I've never thought of myself as a curvy woman.
I have curves, yes. But according to Levi's Curve ID, I'm a boldly curvaceous woman. Which is fine. I have been doing a lot of squats and lunges at the gym, so it's nice to know that I've got something to show for it. Just call me Beyonce. J.Lo, step aside, por favor.
You can take the Curve ID quiz at levis.com for yourself. You'll be identified as having one of three figure types:
1. Slight Curve: Straight waist, slim hips and thighs.
2. Demi Curve: Evenly proportioned from waist to thigh.
3. Bold Curve: Defined waist, fuller hips and thighs.
I took the Curve ID quiz on the Levi's site, and discovered that I was a "Bold Curve" woman. The idea that a pair of jeans could actually fit my waist and not gap in the back was enticing, as promised to wearers of Bold Curve jeans.
At the Levi’s store, I tried on the Bold Curve skinny jean in Liquid Black. I selected the size I usually wear and also one size larger. Sometimes you have to size up for skinny jeans, right?
I also tried on the Bold Curve straight jean in Pitch Black, also in two different sizes.
Let me tell you first and foremost, I had to heave and ho to get my regular size up and over my Bold Curve hips. Holy moly. I did get them over by leaping up and down in the dressing room. Thankfully all of those squats, lunges and frog jumps I've been doing have given me considerable athletic ability. I have no idea what the other patrons thought of the sounds coming from my dressing room. Perhaps they thought a kangaroo had gotten into the dressing room and was wrecking havoc with a pair of pants.
Let me be frank. The skinny jeans were brutal. They made my butt look not only big, but also unattractive — as though I'd never done a squat or a lunge in my life. The straight jeans were similarly cruel. You'd think they'd be a little more forgiving than the skinny jeans, but no.

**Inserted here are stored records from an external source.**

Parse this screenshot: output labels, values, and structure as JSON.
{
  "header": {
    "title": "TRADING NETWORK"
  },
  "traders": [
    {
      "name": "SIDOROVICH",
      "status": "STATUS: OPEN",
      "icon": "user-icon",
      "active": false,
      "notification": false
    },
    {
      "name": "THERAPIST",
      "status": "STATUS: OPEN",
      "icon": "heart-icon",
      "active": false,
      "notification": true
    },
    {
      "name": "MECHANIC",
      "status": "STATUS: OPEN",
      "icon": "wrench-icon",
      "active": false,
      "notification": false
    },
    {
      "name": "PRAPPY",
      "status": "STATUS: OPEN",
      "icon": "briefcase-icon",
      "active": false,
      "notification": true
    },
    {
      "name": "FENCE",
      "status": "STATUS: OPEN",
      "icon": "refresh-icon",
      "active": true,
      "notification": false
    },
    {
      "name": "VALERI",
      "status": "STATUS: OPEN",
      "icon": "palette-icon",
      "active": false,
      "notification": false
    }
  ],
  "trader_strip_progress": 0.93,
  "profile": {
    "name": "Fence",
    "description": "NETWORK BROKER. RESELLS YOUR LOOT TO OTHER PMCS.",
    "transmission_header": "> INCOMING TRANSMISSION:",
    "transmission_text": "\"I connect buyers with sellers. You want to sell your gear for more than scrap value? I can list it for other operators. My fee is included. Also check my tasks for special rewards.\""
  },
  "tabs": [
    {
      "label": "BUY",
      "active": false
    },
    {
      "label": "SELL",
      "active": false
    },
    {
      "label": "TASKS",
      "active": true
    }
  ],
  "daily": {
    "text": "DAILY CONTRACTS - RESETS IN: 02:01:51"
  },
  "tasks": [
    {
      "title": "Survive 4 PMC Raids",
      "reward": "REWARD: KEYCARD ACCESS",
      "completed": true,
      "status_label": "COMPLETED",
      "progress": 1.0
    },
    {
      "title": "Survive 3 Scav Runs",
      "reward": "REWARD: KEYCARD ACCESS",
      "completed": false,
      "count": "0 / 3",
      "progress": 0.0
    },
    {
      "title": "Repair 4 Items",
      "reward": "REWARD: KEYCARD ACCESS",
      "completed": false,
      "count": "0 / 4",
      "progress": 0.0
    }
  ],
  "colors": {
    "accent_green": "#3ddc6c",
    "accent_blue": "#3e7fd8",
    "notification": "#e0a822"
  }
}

Look, I've seen my butt naked. I know my butt and have worked with it for many years. The overstuffed derriere in those Levi's was not my butt. That ass was an impostor, wanna-be ass. It was the Dan Quayle of asses.
If I wanted to look like I have big hips, a big butt and big thighs I would shop in the juniors department. Maybe by "Bold Curve" Levi's really meant, "Will make you look fat even if you're not?"
My actual theory is that Levi's makes jeans for men and has no clue how to make clothes for women. I think the whole "Curve ID" fiction is about how to fit either a) teenagers or b) models. You've got your skinny models, your average models and then your Victoria's Secret models, and hence, those are the three Levi's body types.
Fortunately I walked out of the Levi's store and down to The Gap to try on a pair of the 1969 line. I was able to try on pair after pair of skinny jeans that slipped easily over my hips and made my butt look as though I have indeed woken up at 5:15 in the morning to go work out for the past four months.
Thank you for that, Gap.
I wound up purchasing the Always Skinny.
All in all, I found The Gap's skinny jeans to be much more forgiving of non stick-straight women's figures than Levi's. Though perhaps lean, slim-hipped women have trouble fitting into The Gap's jeans? I don't know. Levi's may be a dream-come-true for little pixie-shaped women who have a hard time finding jeans. I guess the reason I'm taking Levi's to task is because they came up with this whole "Curve ID" nonsense to attract women of all shapes and sizes to come into their stores, only to offer jeans that seem remarkably unkind to curves of any kind.
I'd be curious to hear of other women's experiences in the Levi's dressing room, and to find out what kind of denim beast they sounded like while trying on jeans.